The generation Z marketing tactics include
Selling experiences, not products
Hard selling does not appeal to Gen Zers. They are resistant to overt marketing tactics because they were raised online. They want to know how the product will help them, not why it is such a fantastic product. What kind of experience, particularly the product would provide for them? To 25% of everything you sell, according to Mention1, is your own goods. The intangible emotion that comes with the said goods makes up the additional 75%.
Videos are important to Gen Z
On an average, Gen Z views 68 videos every day. A company can reach thousands of young consumers who are continuously surfing and looking for fun, pertinent films by producing videos to highlight the content of their brand. Videos are wonderful for YouTube channels, but they can also be used for websites, social media platforms, and email marketing campaigns.
Authenticity is more important than influencers for Gen Z
While millennials were sold on the idea of precisely positioned lattes and poses in front of aesthetically beautiful walls, Gen Z is turning away from companies that promote this in favour of a less polished, messier approach. The Gen Z generation places a high value on brand integrity and seeks out individualized content that makes consumers feel as though the companies are speaking directly to them. They need sincere, two-way communication from businesses that can relate to them on a personal level, comprehend their requirements, and share their values. In order to customize brand messages, brands need to successfully communicate fundamental values, and develop client relationships. They need to concentrate on incorporating a human element into their digital marketing plan.
Gen Z values engagement
Reviews are critical in establishing brand confidence, but if Generation Z is the target market, reviews are extremely essential. In fact, 76% of Gen Zers2 said they expect firms to respond to customer input and they use this responsiveness to judge a brand’s credibility. Because Gen Z expects to be appreciated, brands must develop fresh strategies to draw them in. A brand must establish a true relationship with this audience if it hopes to engage them. Brands should increase the number of reviews they have because 41% of this generation reads at least five internet reviews before making a purchase and shares twice as many good evaluations as bad ones.
Privacy is important for Generation Z
According to N-Gen research, 88% of Gen Zers3 believed that protecting their privacy was vital to them. According to an IBM survey4, fewer than one-third of teenagers feel comfortable revealing personal information online other than their contact information and purchase history. However, according to the same poll, 61% of respondents indicated they would feel more comfortable giving their personal information if they knew the business would preserve it securely.
Marketing strategies that aim to gather information must do so openly and transparently, emphasizing their commitment to ensure that the data is secure.

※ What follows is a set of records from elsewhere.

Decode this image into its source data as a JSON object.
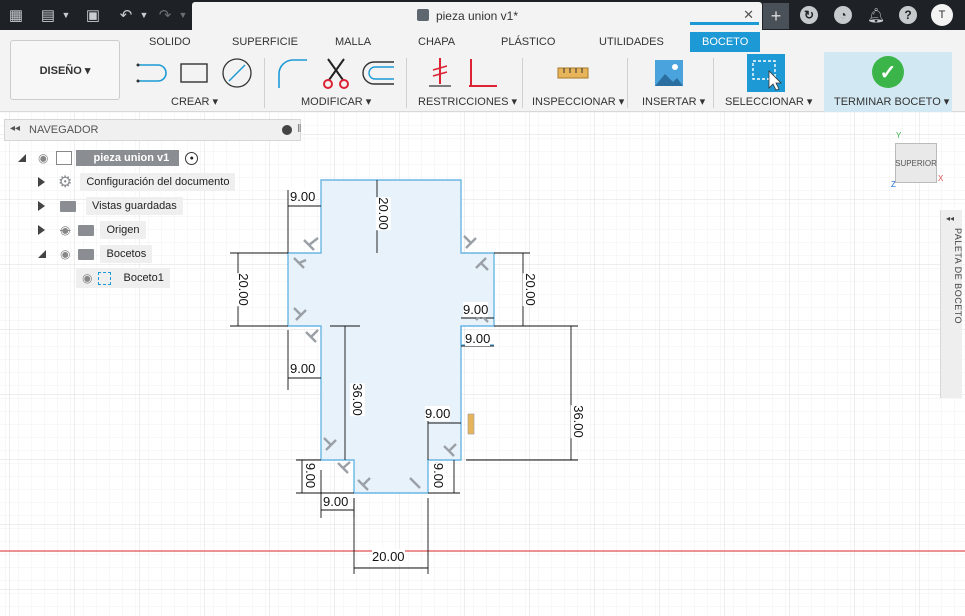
{
  "app": {
    "doc_title": "pieza union v1*",
    "user_initial": "T"
  },
  "toolbar": {
    "design_label": "DISEÑO ▾",
    "tabs": [
      {
        "label": "SOLIDO"
      },
      {
        "label": "SUPERFICIE"
      },
      {
        "label": "MALLA"
      },
      {
        "label": "CHAPA"
      },
      {
        "label": "PLÁSTICO"
      },
      {
        "label": "UTILIDADES"
      },
      {
        "label": "BOCETO",
        "active": true
      }
    ],
    "groups": {
      "crear": "CREAR ▾",
      "modificar": "MODIFICAR ▾",
      "restricciones": "RESTRICCIONES ▾",
      "inspeccionar": "INSPECCIONAR ▾",
      "insertar": "INSERTAR ▾",
      "seleccionar": "SELECCIONAR ▾",
      "terminar": "TERMINAR BOCETO ▾"
    }
  },
  "browser": {
    "title": "NAVEGADOR",
    "root": "pieza union v1",
    "items": [
      {
        "label": "Configuración del documento"
      },
      {
        "label": "Vistas guardadas"
      },
      {
        "label": "Origen"
      },
      {
        "label": "Bocetos"
      },
      {
        "label": "Boceto1"
      }
    ]
  },
  "viewcube": {
    "face": "SUPERIOR"
  },
  "palette": {
    "label": "PALETA DE BOCETO"
  },
  "dimensions": [
    "9.00",
    "20.00",
    "20.00",
    "20.00",
    "9.00",
    "9.00",
    "9.00",
    "36.00",
    "36.00",
    "9.00",
    "9.00",
    "9.00",
    "20.00"
  ],
  "colors": {
    "accent": "#1d9ad6",
    "sketch_fill": "#e8f2fa",
    "sketch_line": "#6ab6e3",
    "axis_red": "#e05050",
    "finish_green": "#3bb54a"
  }
}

The above marketing tactics are the hallmark of discrete marketing strategy. Generation Z is a volatile demographic with short attention spans which needs a lot of strategic nurturing to influence. They are smart and tech savvy which makes them both a marketer’s delight and a nightmare.